St. Rose of Lima: the Flower of the New World
We may not say that St. Rose was the first saint of the New World, for God only knows His own; but she was the first of America’s children to be placed in the calendar of canonized saints–the first flower gathered from that part of the great garden over which St. Dominic has been placed as the husbandman of Jesus Christ.
Almost before she was out of her infancy, that love of Our Lord’s suffering, which was afterwards to become the ruling passion of her life, began to lay hold of little Rose’s heart. How God speaks to the baby souls of those early-chosen children of His special delight; by what channels the Divine secrets are imparted to their barely-opened minds; what marvelous gift enables them to entertain and understand thoughts far beyond their years–we cannot know; but that such special communications are made to some of the Saints even as little children is certain.

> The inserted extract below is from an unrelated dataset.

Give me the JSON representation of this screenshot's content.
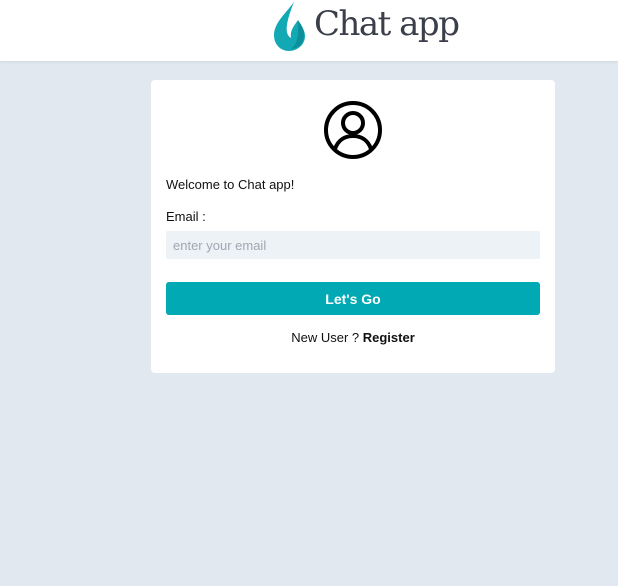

In St. Rose’s case the working of these mysterious operations in her heart was witnessed to by the fact that, as a little thing barely able to walk, she would often be found, having managed to escape from her guardians or companions, absorbed in deep infantine contemplation before a picture of the thorn-crowned Christ, in His mantle of scorn, which hung in her mother’s room.
Her own apprenticeship in her Master’s school, too, began early; for from the time that she was three years old Rose de Flores was the subject of one accident or complaint after another, and was kept perpetually in states of suffering which were sharp trials to her childish patience.
This ideal she realized in her life. It is this life of penance and mysticism which is presented to the reader in these pages. Everything in her life calls for admiration, many things for imitation, some, maybe, for explanation. The reader of this record of her ways and works will perforce exclaim: ‘Wonderful is God in His saints’–wonderful in their number, in their graces, in their variety.
St. Rose’s life was eminently wonderful in its marvelous penance, its deep, earnest, and all but continuous prayer, its perfect union with God. She studied in the school of Christ; her book was the Cross; her Master the Crucified. Naturally of delicate health, weak in body, and physically feeble, hers was a life of chronic suffering. To this she added much fasting, abstinence, and penances of every kind, as will be seen from the perusal of this interesting and instructive life. But all her sufferings, whether sent by God or self-inflicted, were borne for God, with God, and in God.
She could say with the Apostle: ‘With Christ I am nailed to the Cross; and I live, now not I, but Christ liveth in me. Her suffering life was a life of detachment from the world–a life of union with God. If she could make her own the words of St. Paul, ‘The world is crucified to me, and I to the world, she could add with equal truth, ‘I live in the faith of the Son of God, Who loved me and delivered Himself for me.’